It was noted that this work does not seem to give an account of middle range mechanisms of what has worked in engagement practice and the particular mix of activities and contextual factors that have made a difference. Detailing the mechanisms would be valuable for teasing out specifically what has worked to complement the overall conceptual picture. Perhaps this can be done by selecting some activities that have failed and others that have been a success and deconstructing why and how in each case.
There was discussion of the importance of specifying goals clearly and concisely and the challenges of doing this. Also, the value of highlighting the overall goals of the programme and linking any learning back to these, even when discussing the evaluation of individual activities was pointed out.

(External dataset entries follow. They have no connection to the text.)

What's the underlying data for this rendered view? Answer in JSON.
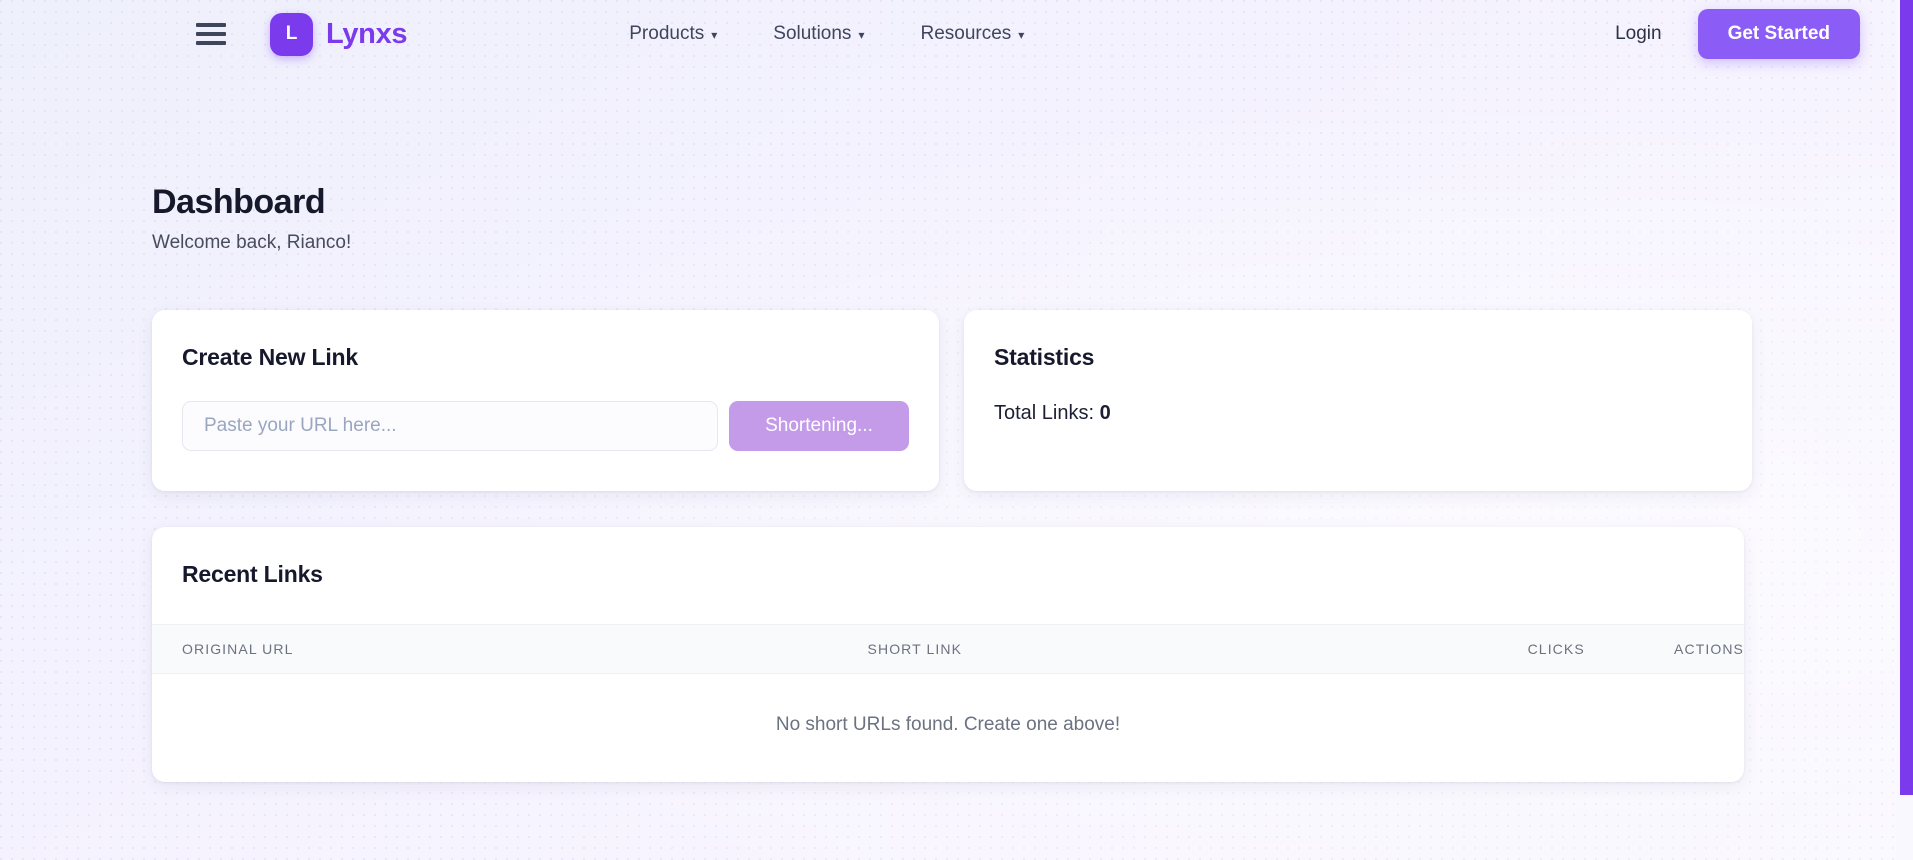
{
  "navbar": {
    "menu_icon": "hamburger-icon",
    "brand": {
      "badge_letter": "L",
      "name": "Lynxs"
    },
    "links": [
      {
        "label": "Products",
        "caret": "▾"
      },
      {
        "label": "Solutions",
        "caret": "▾"
      },
      {
        "label": "Resources",
        "caret": "▾"
      }
    ],
    "login_label": "Login",
    "cta_label": "Get Started"
  },
  "header": {
    "title": "Dashboard",
    "subtitle": "Welcome back, Rianco!"
  },
  "create_card": {
    "title": "Create New Link",
    "input_placeholder": "Paste your URL here...",
    "input_value": "",
    "button_label": "Shortening..."
  },
  "stats_card": {
    "title": "Statistics",
    "total_links_label": "Total Links:",
    "total_links_value": "0"
  },
  "recent_card": {
    "title": "Recent Links",
    "columns": [
      "ORIGINAL URL",
      "SHORT LINK",
      "CLICKS",
      "ACTIONS"
    ],
    "empty_message": "No short URLs found. Create one above!",
    "rows": []
  },
  "colors": {
    "brand_purple": "#7c3aed",
    "cta_purple": "#8b5cf6",
    "button_disabled_purple": "#c49be8",
    "page_background": "#f5f3ff",
    "text_dark": "#16182b",
    "text_muted": "#6b7280",
    "table_header_bg": "#f9fafb",
    "scrollbar_thumb": "#7c3aed"
  }
}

In the example below, how did the use of the word “mutual” add to the meaning of the goal or was it superfluous? Superfluous words that do not add to the overall meaning and clarity of the goals are to be avoided to ensure goals are as concise and clear as possible.
The team responded that “mutual” was added as a response to the deficit model of engagement and to stress the importance of two-way engagement. So, in this case, specifying in this way adds to the intended meaning of the goal. So, it added to the meaning and the specificity of the goal. It was noted that it is important to make sure engagement goals are clearly specified.
Unpicking and justifying the use of the words used to describe a goal can be a valuable exercise. The term “understanding” was also unpicked in this case as it is a word with many interpretations: What does it mean and to whom? Do we mean the understanding of the science? Or the understanding of community perceptions of research? Or all of these?
Suggestions for writing up the Case Study
There was a discussion of how to convey both the individual engagement components and their sum in a large programme like KEMRI-WT, where so many activities and strands of engagement are brought together in one place.
Sassy Molyneux surmised:
”We have heard here more on how, and if, we should proceed with the idea presented of an overview commentary, but also that you could take strands of all the learning and write other commentaries that go into new levels of depth and add a great deal of richness”.
Thinking about the programme on a macro and micro scale in parallel is not an easy task, nor is how to present, or publish, the learning from both angles in a coherent way.
Some suggestions were:
- A high-level summary of programme-wide activity
- A portfolio of strong papers (a good number of peer-reviewed papers have already been published)
- Pulling out threads from across the individual activities (specific approaches; contexts; disease areas) and summarising those in individual commentaries
- Creating a commentary piece around the three goals KEMRI set out with threads back to the individual papers on individual activities.
Getting a comprehensive picture of a programme this rich is a challenge, more so given the narrow way that academic disciplines communicate (e.g. journal articles with a tight word limit). Discussion also highlighted the real challenge in determining who the evaluation is for, and therefore which perceptions/reflections are seen as most useful. Stakeholders who might benefit from evaluation of these interventions include implementers of engagement, communities, study PIs, funders, and all will benefit from different reflections and different means of communicating the findings. Some participants felt a responsibility not only to capture at an academic level but to simplify and define the messages of experts in the field for those establishing programmes, and those who may be new to engagement.
This case study was based on a presentation delivered at the Mesh Evaluating Community Engagement Workshop 2017. Other examples from the workshop are available here.
This resource resulted from the March 2017 Mesh Evaluation workshop. For more information and links to other resources that emerged from the workshop (which will be built upon over time) visit the workshop page.
For a comprehensive summary of Mesh's evaluation resources, and to learn how to navigate them, visit theMesh evaluation page
This work, unless stated otherwise, is licensed under a Creative Commons Attribution 4.0 International License